● Problem to work on
Skip the pictures. Repeat everything else in the records word for word.

━━━━━━

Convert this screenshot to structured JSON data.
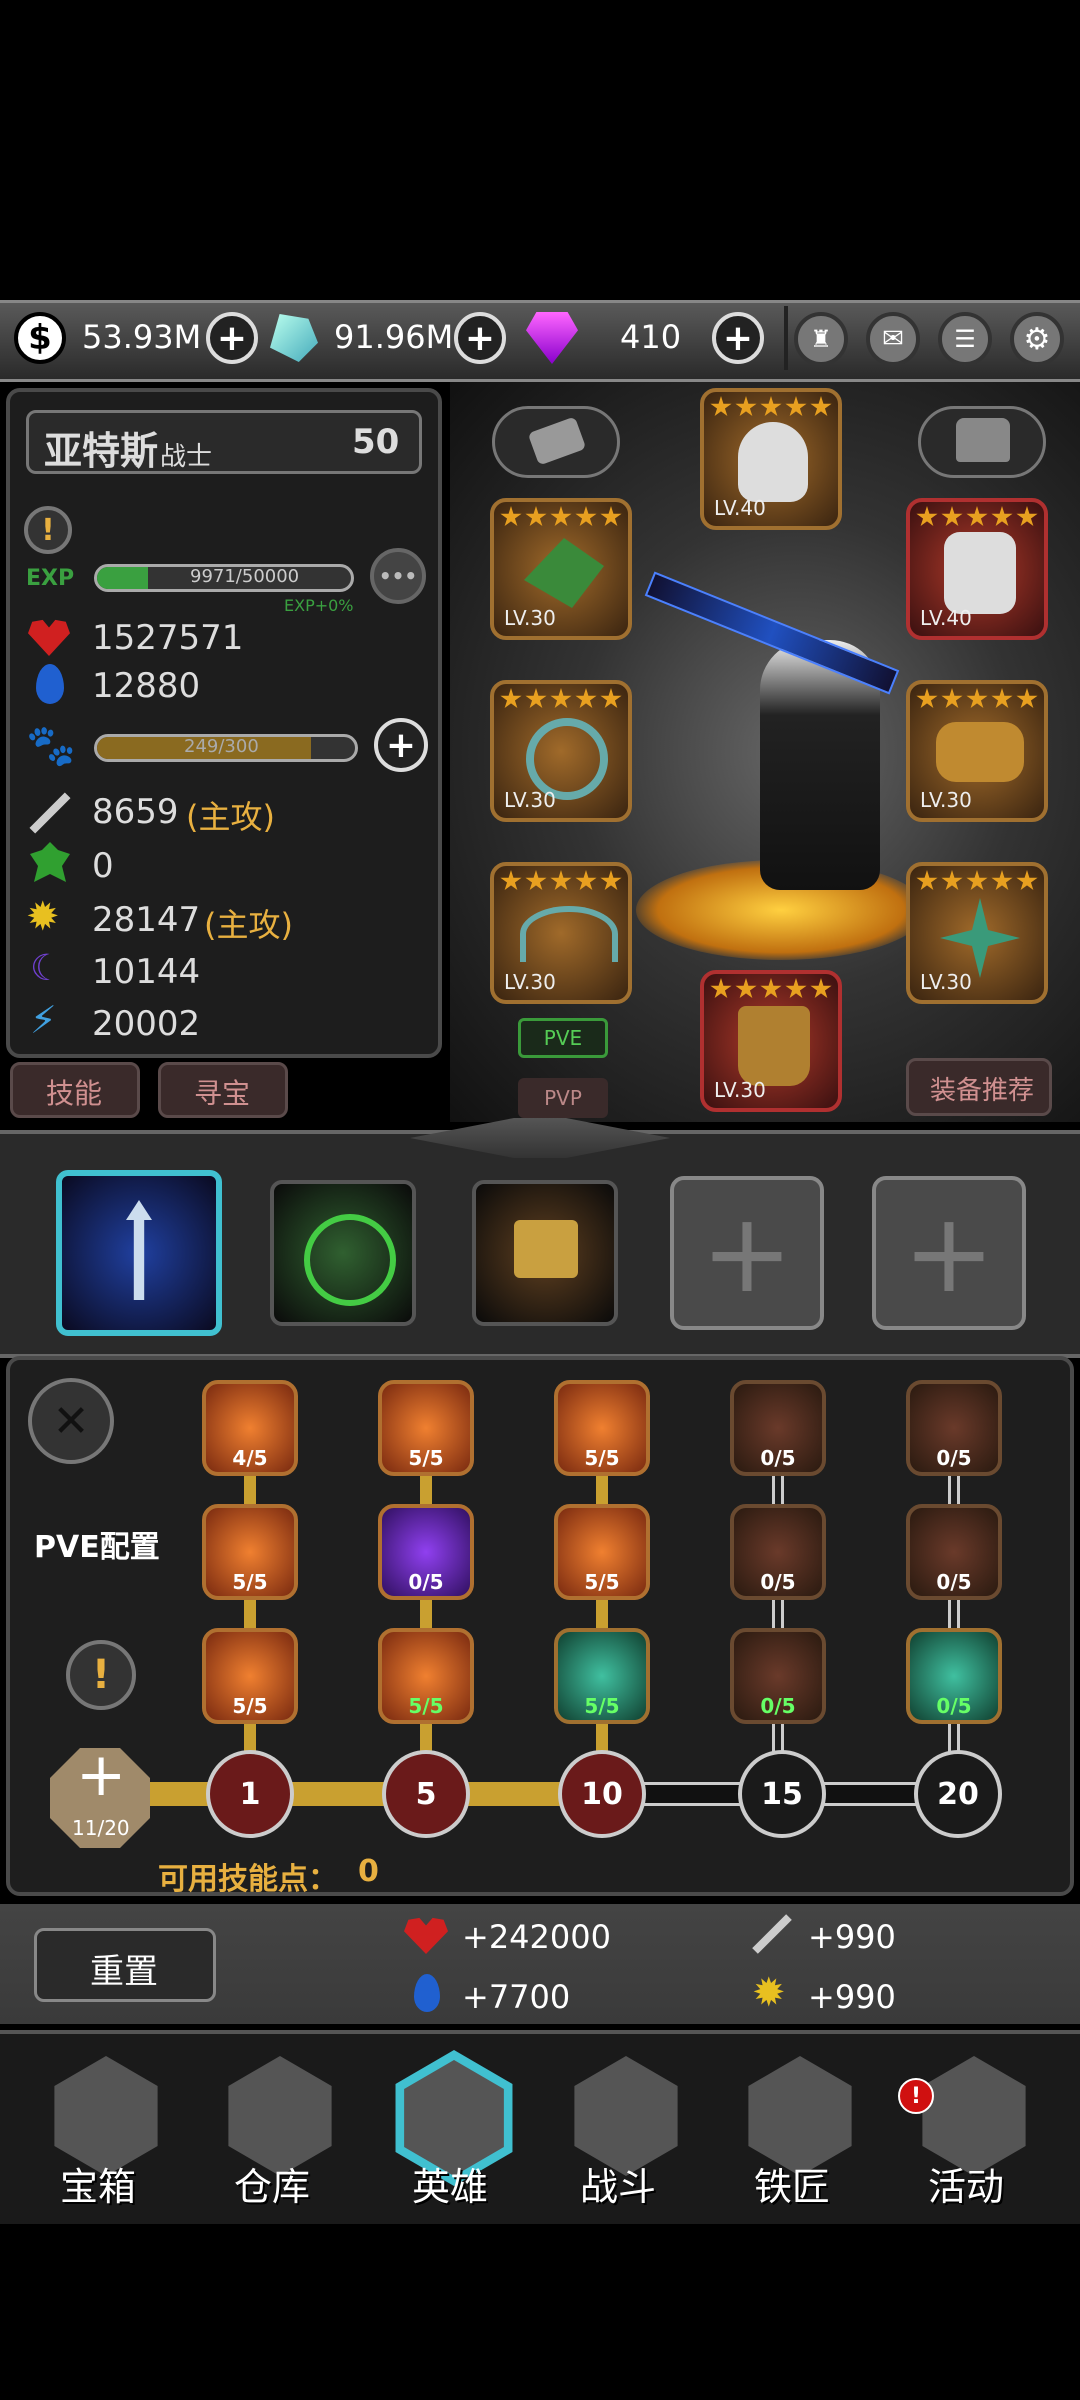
{
  "currency": {
    "gold": "53.93M",
    "crystal": "91.96M",
    "gem": "410"
  },
  "hero": {
    "name": "亚特斯",
    "class": "战士",
    "level": "50",
    "exp_label": "EXP",
    "exp_value": "9971/50000",
    "exp_fraction": 0.199,
    "exp_bonus": "EXP+0%",
    "more": "•••",
    "pet_value": "249/300",
    "pet_fraction": 0.83,
    "stats": {
      "hp": "1527571",
      "mp": "12880",
      "attack": "8659",
      "attack_tag": "(主攻)",
      "luck": "0",
      "magic": "28147",
      "magic_tag": "(主攻)",
      "defense": "10144",
      "speed": "20002"
    }
  },
  "left_buttons": {
    "skill": "技能",
    "treasure": "寻宝"
  },
  "equipment": {
    "slots": [
      {
        "lv": "LV.40"
      },
      {
        "lv": "LV.30"
      },
      {
        "lv": "LV.40"
      },
      {
        "lv": "LV.30"
      },
      {
        "lv": "LV.30"
      },
      {
        "lv": "LV.30"
      },
      {
        "lv": "LV.30"
      },
      {
        "lv": "LV.30"
      }
    ],
    "pve": "PVE",
    "pvp": "PVP",
    "recommend": "装备推荐"
  },
  "skill_panel": {
    "config_label": "PVE配置",
    "rows": [
      [
        "4/5",
        "5/5",
        "5/5",
        "0/5",
        "0/5"
      ],
      [
        "5/5",
        "0/5",
        "5/5",
        "0/5",
        "0/5"
      ],
      [
        "5/5",
        "5/5",
        "5/5",
        "0/5",
        "0/5"
      ]
    ],
    "progress": "11/20",
    "levels": [
      "1",
      "5",
      "10",
      "15",
      "20"
    ],
    "points_label": "可用技能点：",
    "points": "0"
  },
  "bonus": {
    "reset": "重置",
    "hp": "+242000",
    "attack": "+990",
    "mp": "+7700",
    "magic": "+990"
  },
  "tabs": [
    "宝箱",
    "仓库",
    "英雄",
    "战斗",
    "铁匠",
    "活动"
  ],
  "colors": {
    "accent_gold": "#e8b040",
    "exp_green": "#3aa040",
    "active_tab": "#40c0d0"
  }
}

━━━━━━

● Answer to this exercise
Convert this screenshot to structured JSON data.
{
  "currency": {
    "gold": "53.93M",
    "crystal": "91.96M",
    "gem": "410"
  },
  "hero": {
    "name": "亚特斯",
    "class": "战士",
    "level": "50",
    "exp_label": "EXP",
    "exp_value": "9971/50000",
    "exp_fraction": 0.199,
    "exp_bonus": "EXP+0%",
    "more": "•••",
    "pet_value": "249/300",
    "pet_fraction": 0.83,
    "stats": {
      "hp": "1527571",
      "mp": "12880",
      "attack": "8659",
      "attack_tag": "(主攻)",
      "luck": "0",
      "magic": "28147",
      "magic_tag": "(主攻)",
      "defense": "10144",
      "speed": "20002"
    }
  },
  "left_buttons": {
    "skill": "技能",
    "treasure": "寻宝"
  },
  "equipment": {
    "slots": [
      {
        "lv": "LV.40"
      },
      {
        "lv": "LV.30"
      },
      {
        "lv": "LV.40"
      },
      {
        "lv": "LV.30"
      },
      {
        "lv": "LV.30"
      },
      {
        "lv": "LV.30"
      },
      {
        "lv": "LV.30"
      },
      {
        "lv": "LV.30"
      }
    ],
    "pve": "PVE",
    "pvp": "PVP",
    "recommend": "装备推荐"
  },
  "skill_panel": {
    "config_label": "PVE配置",
    "rows": [
      [
        "4/5",
        "5/5",
        "5/5",
        "0/5",
        "0/5"
      ],
      [
        "5/5",
        "0/5",
        "5/5",
        "0/5",
        "0/5"
      ],
      [
        "5/5",
        "5/5",
        "5/5",
        "0/5",
        "0/5"
      ]
    ],
    "progress": "11/20",
    "levels": [
      "1",
      "5",
      "10",
      "15",
      "20"
    ],
    "points_label": "可用技能点：",
    "points": "0"
  },
  "bonus": {
    "reset": "重置",
    "hp": "+242000",
    "attack": "+990",
    "mp": "+7700",
    "magic": "+990"
  },
  "tabs": [
    "宝箱",
    "仓库",
    "英雄",
    "战斗",
    "铁匠",
    "活动"
  ],
  "colors": {
    "accent_gold": "#e8b040",
    "exp_green": "#3aa040",
    "active_tab": "#40c0d0"
  }
}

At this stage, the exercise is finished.